Speaker: Christopher Caputo – Assistant Professor & Tier 2 Canada Research Chair, Chemistry Department, Faculty of Science
Christopher Caputo is an enthusiastic young chemist whose research expertise lie at the interface of organic, inorganic and materials chemistry. He completed his PhD at the University of Toronto and undertook an NSERC Postdoctoral Fellowship at Harvard University. He began his independent career in July 2017 as an Assistant Professor and a Tier 2 Canada Research Chair at York University. Before starting at York, he was Head of Research and Development at Inkbox Ink, a local start-up which created the world’s first semi-permanent tattoo. He has published over 20 papers and four patents in his career, including top journals such as Science.
Complimentary lunch: 12:20-1pm
Event ends: 1pm
Register by using the button below; we'll send you a reminder closer to the event date.
This edition of The York Circle Lecture and Lunch Series will take place on York University’s Keele campus in Vari Hall. For directions to Keele campus by car or public transit, visit http://maps.info.yorku.ca/keele-campus/ and click on the relevant link under the “Transit and Driving Directions” heading. If you plan to drive, you will be required to pay for parking. Parking is available on a first-come, first-served basis. The closest public parking lots are:
- Arboretum parking garage #80 on the map ($7.00 Flat Rate). Pull a ticket from the machine upon entry and pay at the pay station when leaving. Machine accepts cash, coins and credit cards.

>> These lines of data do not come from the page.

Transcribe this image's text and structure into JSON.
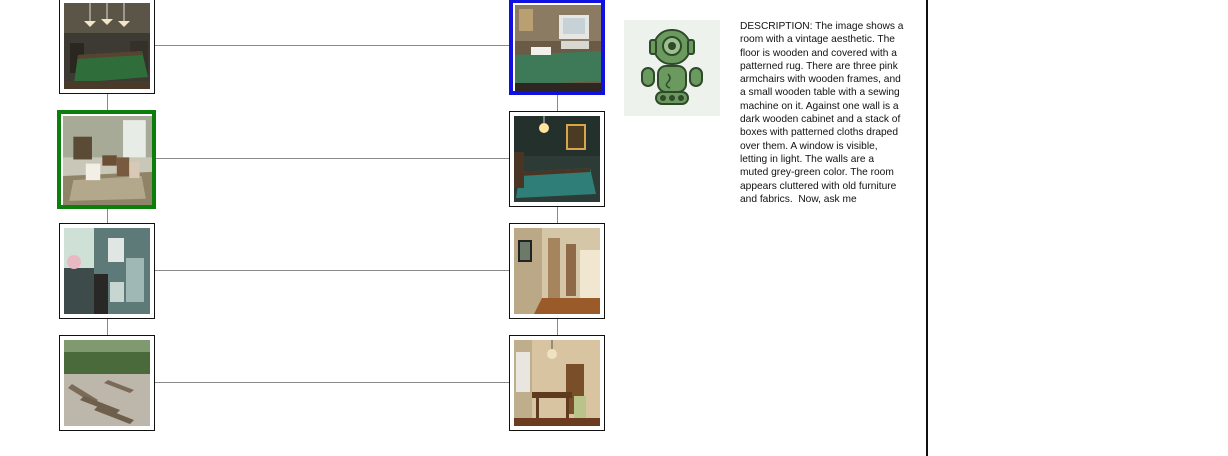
{
  "grid": {
    "left_column": [
      {
        "alt": "billiard room with green pool table and hanging lamps",
        "selected": false
      },
      {
        "alt": "vintage room with armchairs and wooden table",
        "selected": true,
        "selection_color": "#0a7f0a"
      },
      {
        "alt": "kitchen with window and hanging towels",
        "selected": false
      },
      {
        "alt": "outdoor patio with lounge chairs under trees",
        "selected": false
      }
    ],
    "right_column": [
      {
        "alt": "study with old computer on green desk",
        "selected": true,
        "selection_color": "#1010e0"
      },
      {
        "alt": "dark room with pool table and chandelier",
        "selected": false
      },
      {
        "alt": "hallway with wooden floor and doors",
        "selected": false
      },
      {
        "alt": "dining room with chandelier and table",
        "selected": false
      }
    ]
  },
  "assistant": {
    "avatar_icon": "robot-icon",
    "description": "DESCRIPTION: The image shows a room with a vintage aesthetic. The floor is wooden and covered with a patterned rug. There are three pink armchairs with wooden frames, and a small wooden table with a sewing machine on it. Against one wall is a dark wooden cabinet and a stack of boxes with patterned cloths draped over them. A window is visible, letting in light. The walls are a muted grey-green color. The room appears cluttered with old furniture and fabrics.  Now, ask me"
  },
  "colors": {
    "selected_left": "#0a7f0a",
    "selected_right": "#1010e0",
    "connector": "#8a8a8a",
    "robot_green": "#6b9a5e"
  }
}
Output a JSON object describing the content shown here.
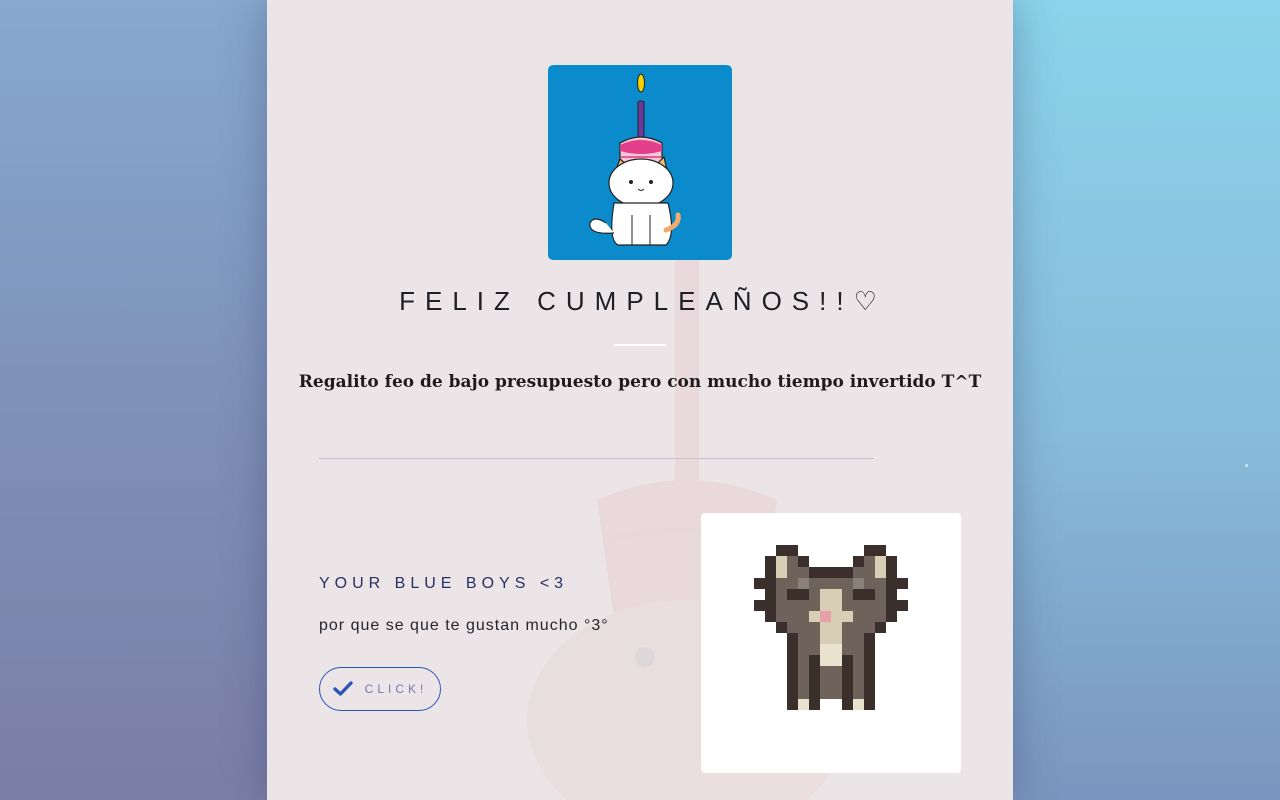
{
  "page": {
    "title": "FELIZ CUMPLEAÑOS!!♡",
    "subtitle": "Regalito feo de bajo presupuesto pero con mucho tiempo invertido T^T"
  },
  "avatar": {
    "image": "cat-with-birthday-cake-illustration",
    "background": "#0b8bcb"
  },
  "section": {
    "heading": "YOUR BLUE BOYS <3",
    "text": "por que se que te gustan mucho °3°",
    "button_label": "CLICK!",
    "button_icon": "check-icon",
    "image": "pixel-art-cat"
  },
  "colors": {
    "card_background": "#ebe5e8",
    "accent_blue": "#2d55b8",
    "heading_color": "#2b2f63"
  }
}
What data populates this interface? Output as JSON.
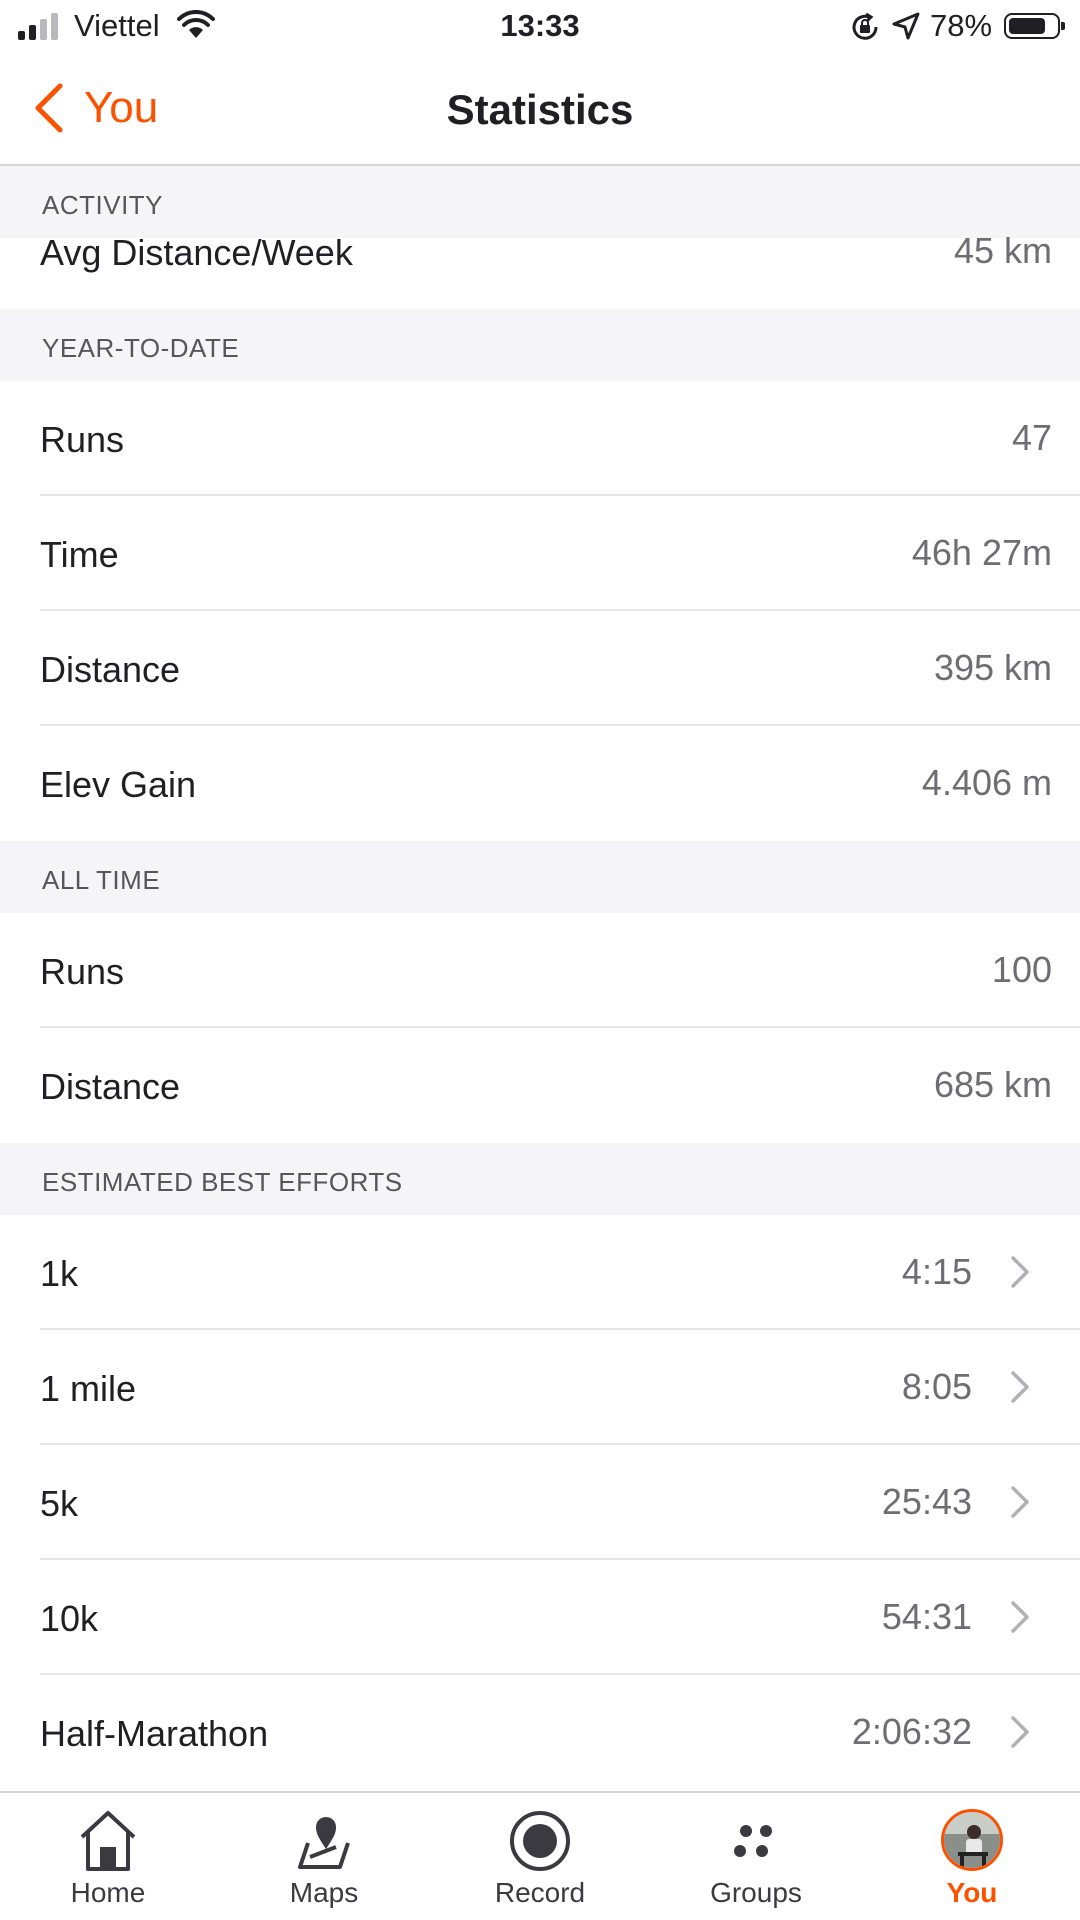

- Thompson Road ‘Pay and Display’ parking lot #79 on the map ($7.00 Flat Rate). You are required to purchase a ticket from the ‘Pay and Display’ machine in the lot and place it on the driver’s side of the dash. Machine accepts coins and credit cards only.